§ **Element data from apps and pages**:
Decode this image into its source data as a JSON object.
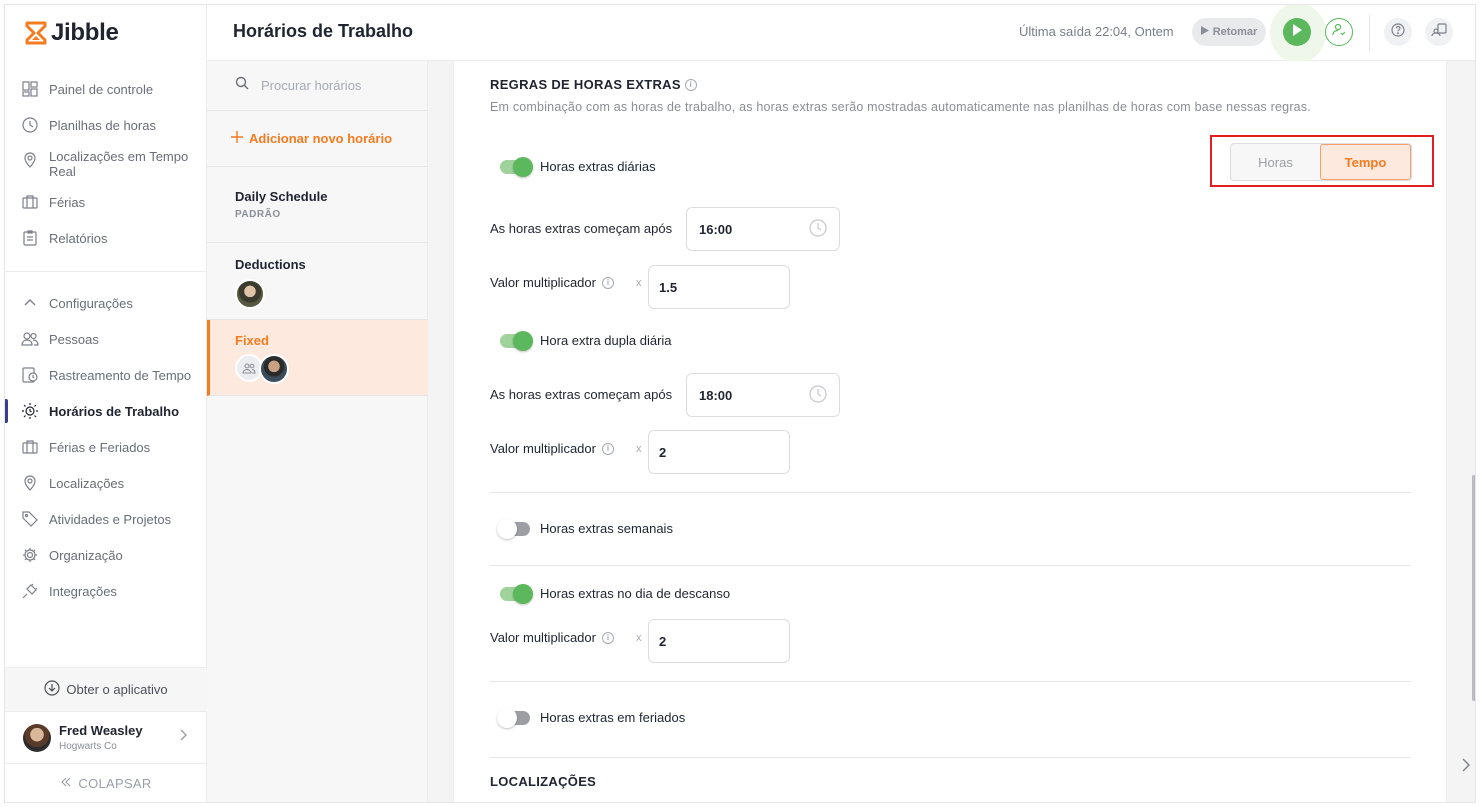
{
  "app": {
    "brand": "Jibble",
    "brand_color": "#f47b20"
  },
  "sidebar": {
    "items_top": [
      {
        "label": "Painel de controle",
        "icon": "dashboard-icon"
      },
      {
        "label": "Planilhas de horas",
        "icon": "clock-icon"
      },
      {
        "label": "Localizações em Tempo Real",
        "icon": "location-pin-icon"
      },
      {
        "label": "Férias",
        "icon": "suitcase-icon"
      },
      {
        "label": "Relatórios",
        "icon": "clipboard-icon"
      }
    ],
    "settings_header": "Configurações",
    "items_settings": [
      {
        "label": "Pessoas",
        "icon": "people-icon"
      },
      {
        "label": "Rastreamento de Tempo",
        "icon": "time-tracking-icon"
      },
      {
        "label": "Horários de Trabalho",
        "icon": "work-schedule-icon",
        "active": true
      },
      {
        "label": "Férias e Feriados",
        "icon": "suitcase-icon"
      },
      {
        "label": "Localizações",
        "icon": "location-pin-icon"
      },
      {
        "label": "Atividades e Projetos",
        "icon": "tag-icon"
      },
      {
        "label": "Organização",
        "icon": "gear-icon"
      },
      {
        "label": "Integrações",
        "icon": "plug-icon"
      }
    ],
    "get_app": "Obter o aplicativo",
    "user": {
      "name": "Fred Weasley",
      "org": "Hogwarts Co"
    },
    "collapse": "COLAPSAR"
  },
  "header": {
    "title": "Horários de Trabalho",
    "last_out": "Última saída 22:04, Ontem",
    "resume": "Retomar"
  },
  "schedules": {
    "search_placeholder": "Procurar horários",
    "add_new": "Adicionar novo horário",
    "items": [
      {
        "name": "Daily Schedule",
        "tag": "PADRÃO"
      },
      {
        "name": "Deductions"
      },
      {
        "name": "Fixed",
        "active": true
      }
    ]
  },
  "overtime": {
    "title": "REGRAS DE HORAS EXTRAS",
    "description": "Em combinação com as horas de trabalho, as horas extras serão mostradas automaticamente nas planilhas de horas com base nessas regras.",
    "segmented": {
      "option_hours": "Horas",
      "option_time": "Tempo",
      "selected": "Tempo"
    },
    "daily": {
      "label": "Horas extras diárias",
      "enabled": true,
      "starts_after_label": "As horas extras começam após",
      "starts_after": "16:00",
      "multiplier_label": "Valor multiplicador",
      "multiplier": "1.5"
    },
    "daily_double": {
      "label": "Hora extra dupla diária",
      "enabled": true,
      "starts_after_label": "As horas extras começam após",
      "starts_after": "18:00",
      "multiplier_label": "Valor multiplicador",
      "multiplier": "2"
    },
    "weekly": {
      "label": "Horas extras semanais",
      "enabled": false
    },
    "rest_day": {
      "label": "Horas extras no dia de descanso",
      "enabled": true,
      "multiplier_label": "Valor multiplicador",
      "multiplier": "2"
    },
    "holidays": {
      "label": "Horas extras em feriados",
      "enabled": false
    },
    "times_symbol": "x"
  },
  "locations": {
    "title": "LOCALIZAÇÕES"
  }
}
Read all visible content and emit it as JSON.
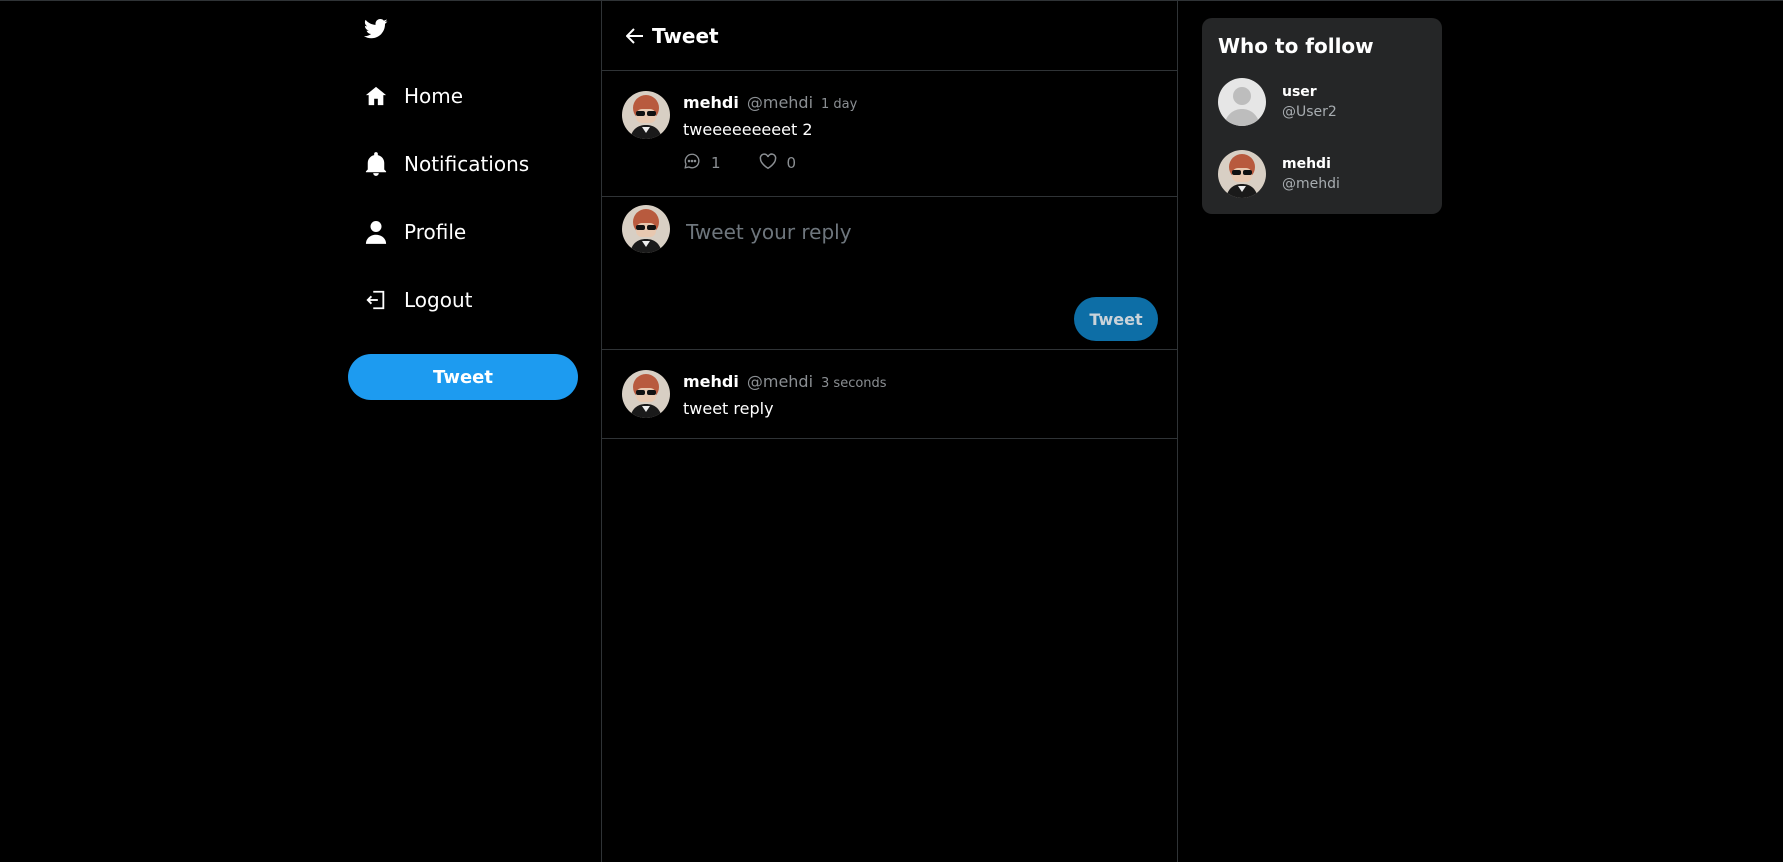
{
  "nav": {
    "logo": "twitter-bird-icon",
    "items": [
      {
        "label": "Home",
        "icon": "home-icon"
      },
      {
        "label": "Notifications",
        "icon": "bell-icon"
      },
      {
        "label": "Profile",
        "icon": "user-icon"
      },
      {
        "label": "Logout",
        "icon": "logout-icon"
      }
    ],
    "tweet_button": "Tweet"
  },
  "header": {
    "title": "Tweet",
    "back_icon": "arrow-left-icon"
  },
  "tweet": {
    "name": "mehdi",
    "handle": "@mehdi",
    "time": "1 day",
    "text": "tweeeeeeeeet 2",
    "replies": "1",
    "likes": "0"
  },
  "reply_composer": {
    "placeholder": "Tweet your reply",
    "button": "Tweet"
  },
  "replies": [
    {
      "name": "mehdi",
      "handle": "@mehdi",
      "time": "3 seconds",
      "text": "tweet reply"
    }
  ],
  "who_to_follow": {
    "title": "Who to follow",
    "users": [
      {
        "name": "user",
        "handle": "@User2",
        "avatar": "default-avatar"
      },
      {
        "name": "mehdi",
        "handle": "@mehdi",
        "avatar": "anime-avatar"
      }
    ]
  },
  "colors": {
    "accent": "#1d9bf0",
    "border": "#2f3336",
    "card": "#252627",
    "muted": "#8b8f93"
  }
}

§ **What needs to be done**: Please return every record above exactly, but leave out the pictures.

§ **Written response**:
Decode this image into its source data as a JSON object.
{
  "app": {
    "brand": "Jibble",
    "brand_color": "#f47b20"
  },
  "sidebar": {
    "items_top": [
      {
        "label": "Painel de controle",
        "icon": "dashboard-icon"
      },
      {
        "label": "Planilhas de horas",
        "icon": "clock-icon"
      },
      {
        "label": "Localizações em Tempo Real",
        "icon": "location-pin-icon"
      },
      {
        "label": "Férias",
        "icon": "suitcase-icon"
      },
      {
        "label": "Relatórios",
        "icon": "clipboard-icon"
      }
    ],
    "settings_header": "Configurações",
    "items_settings": [
      {
        "label": "Pessoas",
        "icon": "people-icon"
      },
      {
        "label": "Rastreamento de Tempo",
        "icon": "time-tracking-icon"
      },
      {
        "label": "Horários de Trabalho",
        "icon": "work-schedule-icon",
        "active": true
      },
      {
        "label": "Férias e Feriados",
        "icon": "suitcase-icon"
      },
      {
        "label": "Localizações",
        "icon": "location-pin-icon"
      },
      {
        "label": "Atividades e Projetos",
        "icon": "tag-icon"
      },
      {
        "label": "Organização",
        "icon": "gear-icon"
      },
      {
        "label": "Integrações",
        "icon": "plug-icon"
      }
    ],
    "get_app": "Obter o aplicativo",
    "user": {
      "name": "Fred Weasley",
      "org": "Hogwarts Co"
    },
    "collapse": "COLAPSAR"
  },
  "header": {
    "title": "Horários de Trabalho",
    "last_out": "Última saída 22:04, Ontem",
    "resume": "Retomar"
  },
  "schedules": {
    "search_placeholder": "Procurar horários",
    "add_new": "Adicionar novo horário",
    "items": [
      {
        "name": "Daily Schedule",
        "tag": "PADRÃO"
      },
      {
        "name": "Deductions"
      },
      {
        "name": "Fixed",
        "active": true
      }
    ]
  },
  "overtime": {
    "title": "REGRAS DE HORAS EXTRAS",
    "description": "Em combinação com as horas de trabalho, as horas extras serão mostradas automaticamente nas planilhas de horas com base nessas regras.",
    "segmented": {
      "option_hours": "Horas",
      "option_time": "Tempo",
      "selected": "Tempo"
    },
    "daily": {
      "label": "Horas extras diárias",
      "enabled": true,
      "starts_after_label": "As horas extras começam após",
      "starts_after": "16:00",
      "multiplier_label": "Valor multiplicador",
      "multiplier": "1.5"
    },
    "daily_double": {
      "label": "Hora extra dupla diária",
      "enabled": true,
      "starts_after_label": "As horas extras começam após",
      "starts_after": "18:00",
      "multiplier_label": "Valor multiplicador",
      "multiplier": "2"
    },
    "weekly": {
      "label": "Horas extras semanais",
      "enabled": false
    },
    "rest_day": {
      "label": "Horas extras no dia de descanso",
      "enabled": true,
      "multiplier_label": "Valor multiplicador",
      "multiplier": "2"
    },
    "holidays": {
      "label": "Horas extras em feriados",
      "enabled": false
    },
    "times_symbol": "x"
  },
  "locations": {
    "title": "LOCALIZAÇÕES"
  }
}
Read all visible content and emit it as JSON.
{
  "nav": {
    "logo": "twitter-bird-icon",
    "items": [
      {
        "label": "Home",
        "icon": "home-icon"
      },
      {
        "label": "Notifications",
        "icon": "bell-icon"
      },
      {
        "label": "Profile",
        "icon": "user-icon"
      },
      {
        "label": "Logout",
        "icon": "logout-icon"
      }
    ],
    "tweet_button": "Tweet"
  },
  "header": {
    "title": "Tweet",
    "back_icon": "arrow-left-icon"
  },
  "tweet": {
    "name": "mehdi",
    "handle": "@mehdi",
    "time": "1 day",
    "text": "tweeeeeeeeet 2",
    "replies": "1",
    "likes": "0"
  },
  "reply_composer": {
    "placeholder": "Tweet your reply",
    "button": "Tweet"
  },
  "replies": [
    {
      "name": "mehdi",
      "handle": "@mehdi",
      "time": "3 seconds",
      "text": "tweet reply"
    }
  ],
  "who_to_follow": {
    "title": "Who to follow",
    "users": [
      {
        "name": "user",
        "handle": "@User2",
        "avatar": "default-avatar"
      },
      {
        "name": "mehdi",
        "handle": "@mehdi",
        "avatar": "anime-avatar"
      }
    ]
  },
  "colors": {
    "accent": "#1d9bf0",
    "border": "#2f3336",
    "card": "#252627",
    "muted": "#8b8f93"
  }
}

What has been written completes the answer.